As often as possible we should simply soak in the text.  Like taking a leisurely bath rather than a quick shower, we should take every opportunity to be saturated by a section.  Something happens once it gets into you.  Let’s push the analogy and say that the skin of our soul becomes wrinkly . . . even when you step out the evidence remains.

So for example, I was preparing a synopsis of a longer study on Psalms 107-118 (the section before the Ascent Psalms).  A dozen psalms that present a unified and powerful message.  If I had been looking for a series, I would have gone elsewhere because 12 weeks is probably too long.  (Or settled for the more obvious Egyptian Hallel of 113-118, missing the blessing of the first part of the sequence.)  But after soaking in this text for a while, I can’t help but find myself thinking of creative ways to present the message of this section.  Combining psalms, summarizing a block of three with a focus on one, perhaps even preaching a message that traces the flow through all twelve.

I soaked and now the wrinkly skin of my soul is looking for an opportunity to preach the section . . . in one message, in three, in five.  I suppose, like a leisurely bath, there is probably a fragrance that lingers from this kind of study, too.

Sometimes we have to plan very pragmatically.  Let’s be sure we also create space for soaking, slow, text-saturated, natural born series.

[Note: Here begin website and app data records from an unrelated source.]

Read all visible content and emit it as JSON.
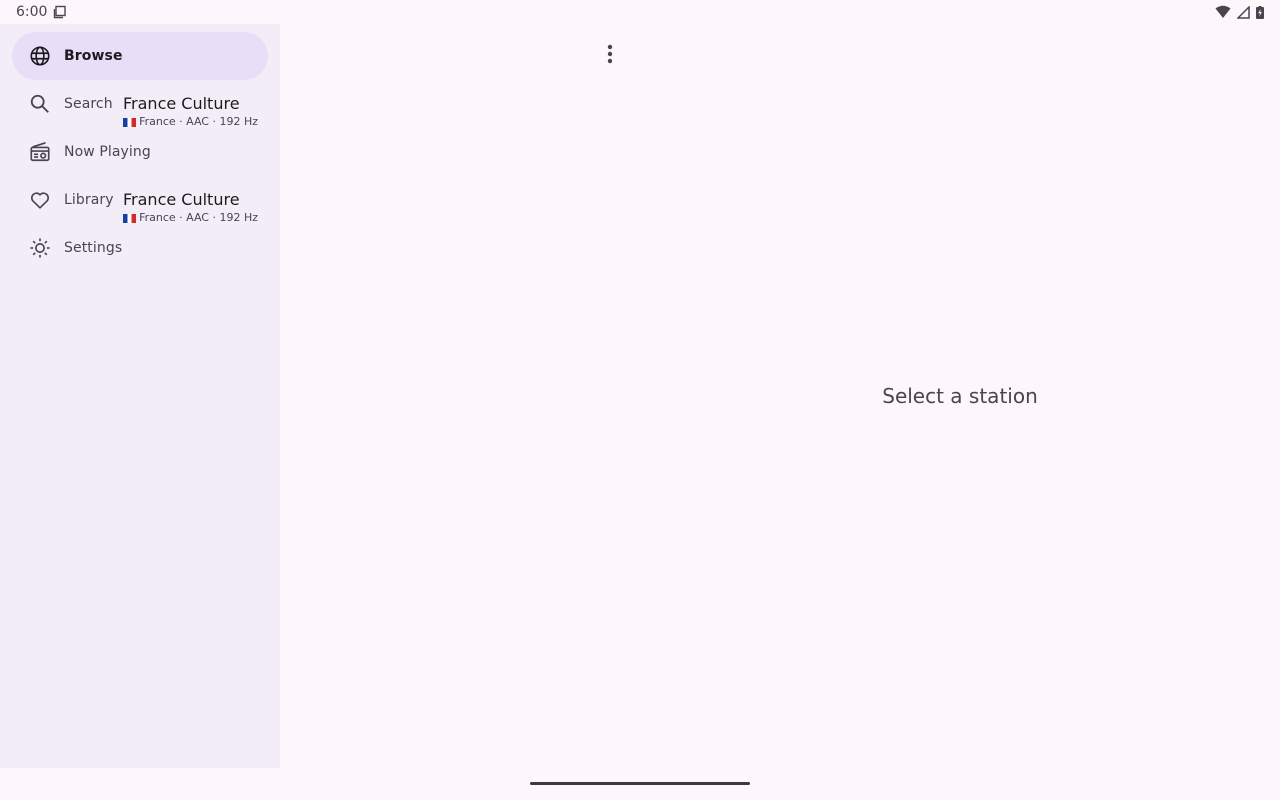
{
  "status_bar": {
    "time": "6:00"
  },
  "nav": {
    "items": [
      {
        "label": "Browse",
        "icon": "globe-icon",
        "active": true
      },
      {
        "label": "Search",
        "icon": "search-icon",
        "active": false
      },
      {
        "label": "Now Playing",
        "icon": "radio-icon",
        "active": false
      },
      {
        "label": "Library",
        "icon": "heart-icon",
        "active": false
      },
      {
        "label": "Settings",
        "icon": "brightness-icon",
        "active": false
      }
    ]
  },
  "peek_items": [
    {
      "title": "France Culture",
      "subtitle": "France · AAC · 192 Hz"
    },
    {
      "title": "France Culture",
      "subtitle": "France · AAC · 192 Hz"
    }
  ],
  "main": {
    "empty_message": "Select a station"
  },
  "colors": {
    "background": "#fdf7fc",
    "rail": "#f3edf7",
    "active_indicator": "#e8def8"
  }
}
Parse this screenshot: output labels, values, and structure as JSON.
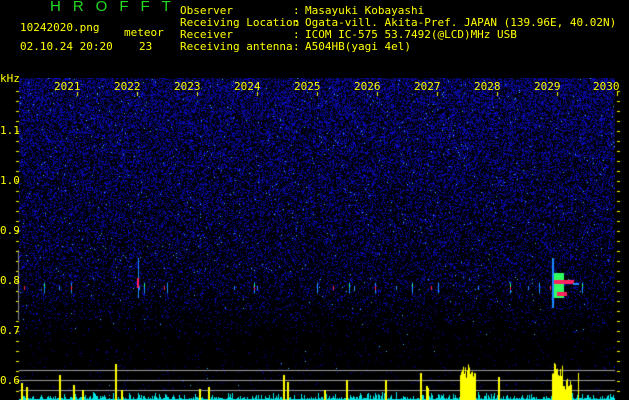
{
  "header": {
    "app_title": "HROFFT",
    "filename": "10242020.png",
    "datetime": "02.10.24 20:20",
    "meteor_label": "meteor",
    "meteor_count": "23"
  },
  "station": {
    "observer_label": "Observer",
    "observer": "Masayuki Kobayashi",
    "location_label": "Receiving Location",
    "location": "Ogata-vill. Akita-Pref. JAPAN (139.96E, 40.02N)",
    "receiver_label": "Receiver",
    "receiver": "ICOM IC-575 53.7492(@LCD)MHz USB",
    "antenna_label": "Receiving antenna",
    "antenna": "A504HB(yagi 4el)",
    "separator": ":"
  },
  "axis": {
    "y_unit": "kHz",
    "y_labels": [
      "1.1",
      "1.0",
      "0.9",
      "0.8",
      "0.7",
      "0.6"
    ],
    "x_labels": [
      "2021",
      "2022",
      "2023",
      "2024",
      "2025",
      "2026",
      "2027",
      "2028",
      "2029",
      "2030"
    ]
  },
  "colors": {
    "text": "#ffff00",
    "title": "#22dd22",
    "noise": "#1010c0",
    "echo": "#ff2060",
    "bar": "#ffff00",
    "bar_low": "#00e5e5"
  }
}
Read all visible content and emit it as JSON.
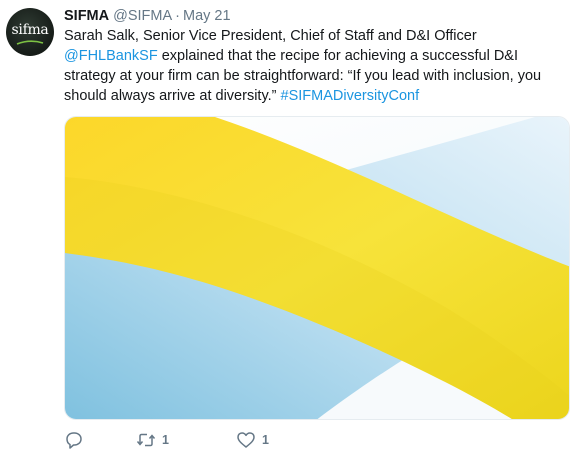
{
  "tweet": {
    "avatar_text": "sifma",
    "author_name": "SIFMA",
    "handle": "@SIFMA",
    "separator": "·",
    "date": "May 21",
    "text_part1": "Sarah Salk, Senior Vice President, Chief of Staff and D&I Officer ",
    "mention": "@FHLBankSF",
    "text_part2": " explained that the recipe for achieving a successful D&I strategy at your firm can be straightforward: “If you lead with inclusion, you should always arrive at diversity.” ",
    "hashtag": "#SIFMADiversityConf",
    "media_description": "yellow-and-blue-ribbon-graphic"
  },
  "actions": {
    "reply_icon": "reply-icon",
    "retweet_icon": "retweet-icon",
    "retweet_count": "1",
    "like_icon": "heart-icon",
    "like_count": "1"
  },
  "colors": {
    "link": "#1b95e0",
    "muted": "#657786",
    "text": "#14171a",
    "ribbon_yellow": "#f5dc1e",
    "background_blue": "#a9d3ea"
  }
}
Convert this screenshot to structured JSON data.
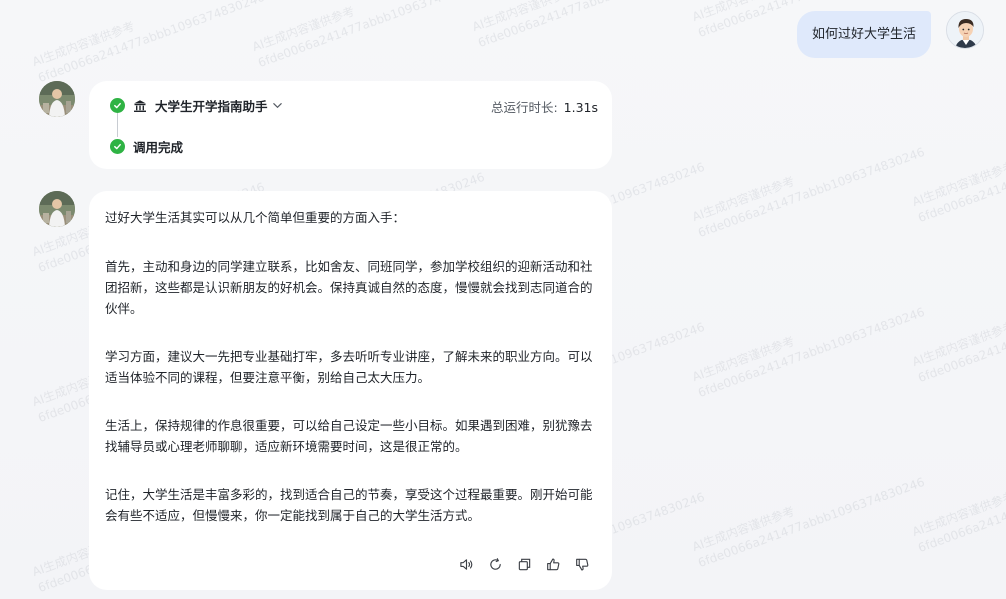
{
  "watermark": {
    "line1": "AI生成内容谨供参考",
    "line2": "6fde0066a241477abbb1096374830246"
  },
  "user_message": {
    "text": "如何过好大学生活"
  },
  "tool_panel": {
    "title": "大学生开学指南助手",
    "runtime_label": "总运行时长:",
    "runtime_value": "1.31s",
    "status_label": "调用完成"
  },
  "answer": {
    "intro": "过好大学生活其实可以从几个简单但重要的方面入手：",
    "paragraphs": [
      "首先，主动和身边的同学建立联系，比如舍友、同班同学，参加学校组织的迎新活动和社团招新，这些都是认识新朋友的好机会。保持真诚自然的态度，慢慢就会找到志同道合的伙伴。",
      "学习方面，建议大一先把专业基础打牢，多去听听专业讲座，了解未来的职业方向。可以适当体验不同的课程，但要注意平衡，别给自己太大压力。",
      "生活上，保持规律的作息很重要，可以给自己设定一些小目标。如果遇到困难，别犹豫去找辅导员或心理老师聊聊，适应新环境需要时间，这是很正常的。",
      "记住，大学生活是丰富多彩的，找到适合自己的节奏，享受这个过程最重要。刚开始可能会有些不适应，但慢慢来，你一定能找到属于自己的大学生活方式。"
    ]
  },
  "action_icons": [
    "speaker-icon",
    "refresh-icon",
    "copy-icon",
    "thumbs-up-icon",
    "thumbs-down-icon"
  ],
  "colors": {
    "user_bubble": "#dfe9fb",
    "check_green": "#2fb344",
    "card_bg": "#ffffff",
    "page_bg": "#f4f5f8"
  }
}
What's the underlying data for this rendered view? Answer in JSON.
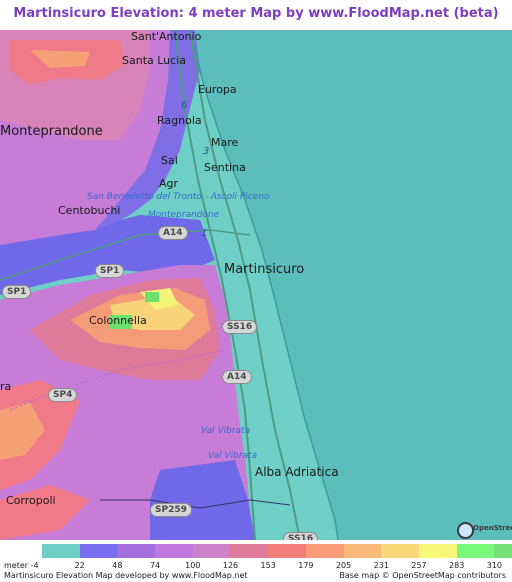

Congregational Calendar Input

When planning a preaching calendar, don’t forget a key resource – your target audience.  I heard of one pastor who would ask his congregation for passages or doctrines they found hard to understand, then would schedule a series responding to those subjects the following summer.  The advantages included that people felt their needs were taken seriously, they attended purposefully in the summer (rather than slacking in attendance), and it forced the preacher to go where he might naturally steer clear.

It’s an intriguing idea.  Have you ever done something similar?  How did it go?

Invest Some Time to Save Hours

Perhaps you are in charge of the preaching calendar.  Perhaps you are not, but sometimes get called on to preach.  Either way, it is worth investing time ahead of time to plan out some preaching plans.  Considering the needs of the people and how those might best be addressed from the Bible is an exercise well worth the effort and prayer you’ll put in.  Equally, listing out a set of sermons that you would like to prepare and preach is worth it even if you are only an occasional preacher.

Consider the alternative.  Without a preaching calendar you’ll find that Monday brings an impending sense of pressure.  Without a list of future sermons, an invitation to preach brings a tightness to the chest.  So many preachers waste so much time stressing about what they should preach next.  That time could better be invested in the next message’s preparation.  Whether you are picking a text or preparing to preach that text, you should be leaning on the Holy Spirit – so surely it is better to be preparing the message?  Whether you plan a year out or a week out, either way you should be relying on the Spirit of God to help you.

So don’t act like those hours of stress is a spiritual approach to an otherwise cold and professional approach.  Instead prayerfully plan ahead, thereby giving the Spirit more time to help you be ready when that Sunday finally arrives.  You can always change plans closer to the time, but changing plans is different than having no plans and all the stress that comes with it!